Greece appears to be emerging from the 2009 fiscal crash with a more stable economic and political environment and a competitive fiscal regime. These are important factors to why Greece is becoming increasingly desirable, highlighted further by recent geo-political tensions elsewhere in the Med between Cyprus and Turkey over disputed offshore boundaries. There are of course some downsides to Greece’s frontier acreage. With water depths ranging from 2,000m to 3,500m it will not be an easy environment in which to work. However, with the next frontier New Field Wildcat likely to be on Block 2 in three years’ time, it’s hoped further advances in this area and a higher oil price will enhance the region’s attractiveness for exploration investment.
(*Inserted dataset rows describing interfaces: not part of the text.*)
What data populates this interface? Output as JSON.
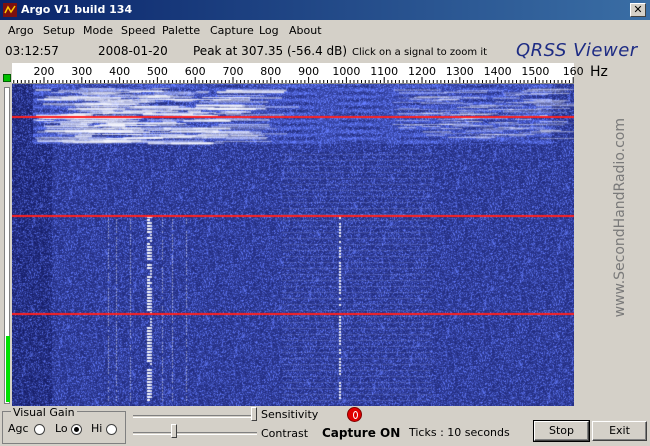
{
  "window": {
    "title": "Argo V1 build 134",
    "close_glyph": "✕"
  },
  "menu": [
    "Argo",
    "Setup",
    "Mode",
    "Speed",
    "Palette",
    "Capture",
    "Log",
    "About"
  ],
  "status": {
    "time": "03:12:57",
    "date": "2008-01-20",
    "peak": "Peak at  307.35 (-56.4 dB)",
    "hint": "Click on a signal to zoom it"
  },
  "brand": "QRSS Viewer",
  "watermark": "www.SecondHandRadio.com",
  "scale": {
    "labels": [
      "200",
      "300",
      "400",
      "500",
      "600",
      "700",
      "800",
      "900",
      "1000",
      "1100",
      "1200",
      "1300",
      "1400",
      "1500",
      "160"
    ],
    "unit": "Hz"
  },
  "level_meter": 0.21,
  "visual_gain": {
    "title": "Visual Gain",
    "agc": "Agc",
    "lo": "Lo",
    "hi": "Hi",
    "selected": "lo"
  },
  "sliders": {
    "sensitivity": "Sensitivity",
    "contrast": "Contrast",
    "sensitivity_value": 1.0,
    "contrast_value": 0.32
  },
  "capture": {
    "status": "Capture ON"
  },
  "ticks": {
    "text": "Ticks  : 10 seconds"
  },
  "buttons": {
    "stop": "Stop",
    "exit": "Exit"
  },
  "colors": {
    "waterfall_bg": "#0b0f4f",
    "marker": "#ff2020",
    "title_bar": "#0a246a"
  }
}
Greece’s location also works in its favor with a number of local pipelines already in place and two major developments upcoming. The first is the 878km Trans-Adriatic Pipeline (TAP) which is currently under construction and planned to connect with the Trans Anatolian Pipeline (TANAP) at the Greece-Turkey border. TAP will then cross Northern Greece and Albania to connect with the Italian Gas network. The pipeline will form part of the 1,800km Southern Gas Corridor with the South Caucasus gas pipeline. Installation permission to construct the pipeline in Greece was granted on June 8, 2016. The second pipeline project, in the pre-development stage, is the EastMed pipeline, which if completed, is designed to transport an initial 10 Bcm/y. The pipeline is planned to connect East Mediterranean resources from the Levantine Basin in offshore Cyprus and Israel to Europe via an interconnector from Greece to Italy. Not only will the planned pipelines increase ease of production locally from Greece but will also help to reduce Europe’s dependency on Russia for gas.
With the West Patraikos Gulf exploration well expected in 2019 and plans to drill the frontier acreage in the coming years, we still have to wait and see if Greece can deliver like its East Mediterranean neighbors.